* Problem details
Your answer should be one number: how many lines below have the word "badge".

* Data in this exercise
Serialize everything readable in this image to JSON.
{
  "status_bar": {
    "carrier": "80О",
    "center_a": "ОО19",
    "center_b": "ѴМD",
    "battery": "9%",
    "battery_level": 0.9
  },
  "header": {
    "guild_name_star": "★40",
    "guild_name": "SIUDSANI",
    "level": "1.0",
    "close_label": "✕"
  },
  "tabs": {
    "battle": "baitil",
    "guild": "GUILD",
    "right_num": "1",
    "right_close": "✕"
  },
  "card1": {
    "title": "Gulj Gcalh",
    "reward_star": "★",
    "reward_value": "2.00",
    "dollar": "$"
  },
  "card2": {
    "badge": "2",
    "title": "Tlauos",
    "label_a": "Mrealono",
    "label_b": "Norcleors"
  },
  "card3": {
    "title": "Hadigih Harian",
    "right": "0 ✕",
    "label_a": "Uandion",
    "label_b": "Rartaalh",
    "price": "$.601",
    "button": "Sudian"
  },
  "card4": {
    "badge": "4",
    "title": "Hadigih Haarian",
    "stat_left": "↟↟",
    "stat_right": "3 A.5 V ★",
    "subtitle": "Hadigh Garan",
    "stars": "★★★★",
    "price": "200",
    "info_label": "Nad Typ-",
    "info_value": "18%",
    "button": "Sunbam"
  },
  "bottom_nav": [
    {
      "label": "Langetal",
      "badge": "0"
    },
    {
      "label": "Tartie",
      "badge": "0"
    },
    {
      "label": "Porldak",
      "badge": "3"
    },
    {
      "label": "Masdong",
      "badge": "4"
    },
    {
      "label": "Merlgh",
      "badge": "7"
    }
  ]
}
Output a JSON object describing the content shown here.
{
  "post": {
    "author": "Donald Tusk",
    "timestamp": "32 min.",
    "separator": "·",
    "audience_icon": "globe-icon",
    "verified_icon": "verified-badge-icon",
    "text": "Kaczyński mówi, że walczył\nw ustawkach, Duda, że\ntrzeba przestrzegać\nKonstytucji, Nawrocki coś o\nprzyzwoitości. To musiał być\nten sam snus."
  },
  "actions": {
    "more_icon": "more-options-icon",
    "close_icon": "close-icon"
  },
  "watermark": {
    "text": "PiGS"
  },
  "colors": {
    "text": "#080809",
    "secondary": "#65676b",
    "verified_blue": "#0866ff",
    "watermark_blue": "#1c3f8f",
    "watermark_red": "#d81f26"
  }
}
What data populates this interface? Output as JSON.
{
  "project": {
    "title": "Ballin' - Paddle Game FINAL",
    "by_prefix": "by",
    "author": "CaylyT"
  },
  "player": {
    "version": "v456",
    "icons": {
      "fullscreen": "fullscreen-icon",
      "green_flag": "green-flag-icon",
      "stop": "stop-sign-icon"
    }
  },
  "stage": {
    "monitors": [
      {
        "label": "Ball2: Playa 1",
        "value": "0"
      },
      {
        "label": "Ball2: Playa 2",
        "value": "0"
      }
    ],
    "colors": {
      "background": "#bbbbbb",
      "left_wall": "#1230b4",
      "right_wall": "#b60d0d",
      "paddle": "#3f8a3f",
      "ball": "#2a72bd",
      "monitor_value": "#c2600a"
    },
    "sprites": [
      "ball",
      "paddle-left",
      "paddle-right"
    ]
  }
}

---

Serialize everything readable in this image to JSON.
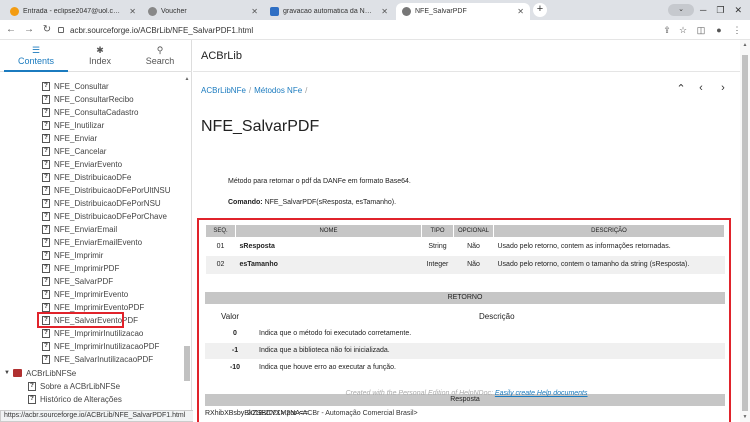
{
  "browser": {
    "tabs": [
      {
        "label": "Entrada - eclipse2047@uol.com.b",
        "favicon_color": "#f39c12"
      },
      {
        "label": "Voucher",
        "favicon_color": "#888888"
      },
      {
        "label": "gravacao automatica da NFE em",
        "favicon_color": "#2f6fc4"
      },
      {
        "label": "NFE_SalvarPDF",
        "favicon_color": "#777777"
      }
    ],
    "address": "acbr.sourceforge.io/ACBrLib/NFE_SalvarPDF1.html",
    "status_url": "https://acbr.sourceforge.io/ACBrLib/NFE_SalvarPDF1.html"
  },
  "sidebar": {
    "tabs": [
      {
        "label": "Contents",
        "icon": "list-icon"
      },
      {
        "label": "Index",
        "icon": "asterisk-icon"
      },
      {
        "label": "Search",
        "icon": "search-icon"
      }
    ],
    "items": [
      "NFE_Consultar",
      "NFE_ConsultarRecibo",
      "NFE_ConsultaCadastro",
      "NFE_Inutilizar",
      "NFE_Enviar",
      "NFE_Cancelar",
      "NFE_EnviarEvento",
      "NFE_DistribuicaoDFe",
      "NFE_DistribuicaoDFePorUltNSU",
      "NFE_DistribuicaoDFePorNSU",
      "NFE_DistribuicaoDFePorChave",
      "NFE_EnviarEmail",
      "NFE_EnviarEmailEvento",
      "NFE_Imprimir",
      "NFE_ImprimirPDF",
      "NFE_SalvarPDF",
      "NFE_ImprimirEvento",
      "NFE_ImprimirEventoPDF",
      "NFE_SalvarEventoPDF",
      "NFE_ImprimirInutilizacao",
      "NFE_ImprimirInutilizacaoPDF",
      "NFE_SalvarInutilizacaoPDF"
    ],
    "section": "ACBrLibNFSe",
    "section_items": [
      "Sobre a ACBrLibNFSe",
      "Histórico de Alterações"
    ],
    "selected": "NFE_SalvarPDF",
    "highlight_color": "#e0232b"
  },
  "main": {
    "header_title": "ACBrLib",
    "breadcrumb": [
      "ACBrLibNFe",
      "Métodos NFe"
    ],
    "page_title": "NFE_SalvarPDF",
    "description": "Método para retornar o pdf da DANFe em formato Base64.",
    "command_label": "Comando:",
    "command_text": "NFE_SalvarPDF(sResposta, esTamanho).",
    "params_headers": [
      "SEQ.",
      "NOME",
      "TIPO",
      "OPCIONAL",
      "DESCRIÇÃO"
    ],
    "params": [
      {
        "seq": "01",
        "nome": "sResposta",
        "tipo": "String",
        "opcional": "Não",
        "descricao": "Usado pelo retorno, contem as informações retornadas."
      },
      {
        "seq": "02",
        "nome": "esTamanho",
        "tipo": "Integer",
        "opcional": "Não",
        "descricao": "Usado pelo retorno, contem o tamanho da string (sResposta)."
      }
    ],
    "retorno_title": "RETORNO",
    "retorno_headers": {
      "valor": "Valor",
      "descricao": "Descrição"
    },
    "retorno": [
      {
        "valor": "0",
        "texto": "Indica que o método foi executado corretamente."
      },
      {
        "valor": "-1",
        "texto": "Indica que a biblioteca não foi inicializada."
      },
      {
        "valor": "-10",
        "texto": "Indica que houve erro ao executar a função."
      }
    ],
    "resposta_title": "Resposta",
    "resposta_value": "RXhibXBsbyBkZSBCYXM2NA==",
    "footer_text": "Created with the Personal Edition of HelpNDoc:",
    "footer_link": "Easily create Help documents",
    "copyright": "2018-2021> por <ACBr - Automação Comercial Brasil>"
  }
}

* Exercise output
8